Should .NET auto properties be unit tested? It is very easy to argue that testing auto properties falls into the “testing the .NET framework” smell and is a waste of time. However, experience has shown me otherwise. This is something that I’ve gone back and forth on many times since auto properties were introduced. For the time being, I think I’ve reached a conclusion. That conclusion is yes.

I typically do two types of testing: 1) Test Driven Design, and 2) Test while/after unit testing. Let’s consider these two scenarios.

When doing test driven design, there is no question. You should write tests for your auto properties. Test driven design is not about testing; it’s about design. The rule of thumb is that you don’t write any code without a test dictating its need. Case closed (in general).

Things get trickier when doing test while/after unit testing. This type of testing is more about creating a test harness. When writing tests after the fact, I know that the property is implemented using auto properties. Therefore, if I am taking a white box approach, I know that my implementation of the encapsulated property is simply the .NET framework. Following that line of thought, testing auto properties is testing the .NET framework. However, I tend to view test while/after testing as a test harness of the public contract. This is black box testing. A public property is an encapsulation, and therefore it should be tested.

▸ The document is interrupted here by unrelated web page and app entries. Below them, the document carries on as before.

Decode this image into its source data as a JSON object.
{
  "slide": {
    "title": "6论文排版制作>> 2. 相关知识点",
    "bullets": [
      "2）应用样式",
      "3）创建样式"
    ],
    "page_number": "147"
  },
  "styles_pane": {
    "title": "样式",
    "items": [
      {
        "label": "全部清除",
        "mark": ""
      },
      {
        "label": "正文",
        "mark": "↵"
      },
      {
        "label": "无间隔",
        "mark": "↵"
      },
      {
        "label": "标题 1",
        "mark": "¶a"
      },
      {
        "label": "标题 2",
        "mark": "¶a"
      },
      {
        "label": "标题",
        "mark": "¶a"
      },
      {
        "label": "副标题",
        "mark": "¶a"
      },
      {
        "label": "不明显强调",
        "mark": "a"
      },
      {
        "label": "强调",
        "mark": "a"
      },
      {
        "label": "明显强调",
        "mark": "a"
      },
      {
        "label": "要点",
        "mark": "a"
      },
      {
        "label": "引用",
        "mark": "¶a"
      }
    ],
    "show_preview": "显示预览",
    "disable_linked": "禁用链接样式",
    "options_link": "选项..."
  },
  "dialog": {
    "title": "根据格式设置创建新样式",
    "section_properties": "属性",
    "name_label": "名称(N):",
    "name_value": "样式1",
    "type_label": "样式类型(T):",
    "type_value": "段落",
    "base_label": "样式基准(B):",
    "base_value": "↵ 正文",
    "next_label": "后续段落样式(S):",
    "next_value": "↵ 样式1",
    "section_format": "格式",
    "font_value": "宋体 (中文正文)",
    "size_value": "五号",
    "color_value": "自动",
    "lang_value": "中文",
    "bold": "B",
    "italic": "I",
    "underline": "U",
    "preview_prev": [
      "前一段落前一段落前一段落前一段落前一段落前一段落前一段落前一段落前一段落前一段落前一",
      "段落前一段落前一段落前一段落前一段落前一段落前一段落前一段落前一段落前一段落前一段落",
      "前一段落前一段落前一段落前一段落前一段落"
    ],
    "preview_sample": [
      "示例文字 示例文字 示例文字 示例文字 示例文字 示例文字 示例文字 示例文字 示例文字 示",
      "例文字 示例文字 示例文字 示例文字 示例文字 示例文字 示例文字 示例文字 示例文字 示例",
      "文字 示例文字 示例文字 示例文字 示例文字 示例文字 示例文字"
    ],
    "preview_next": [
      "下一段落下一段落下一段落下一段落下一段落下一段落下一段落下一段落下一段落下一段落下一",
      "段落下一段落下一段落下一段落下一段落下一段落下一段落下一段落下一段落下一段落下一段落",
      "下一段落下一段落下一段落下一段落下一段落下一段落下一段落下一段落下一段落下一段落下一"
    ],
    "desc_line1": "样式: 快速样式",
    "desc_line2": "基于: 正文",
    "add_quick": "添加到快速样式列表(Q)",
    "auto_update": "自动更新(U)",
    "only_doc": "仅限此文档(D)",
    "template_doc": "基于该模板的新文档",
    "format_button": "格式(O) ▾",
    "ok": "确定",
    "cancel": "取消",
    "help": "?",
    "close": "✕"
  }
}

It’s not uncommon for an auto property to be converted into a regular property as an application lives on. I’d have to say that I would want a test there to capture any publicly facing change in that encapsulation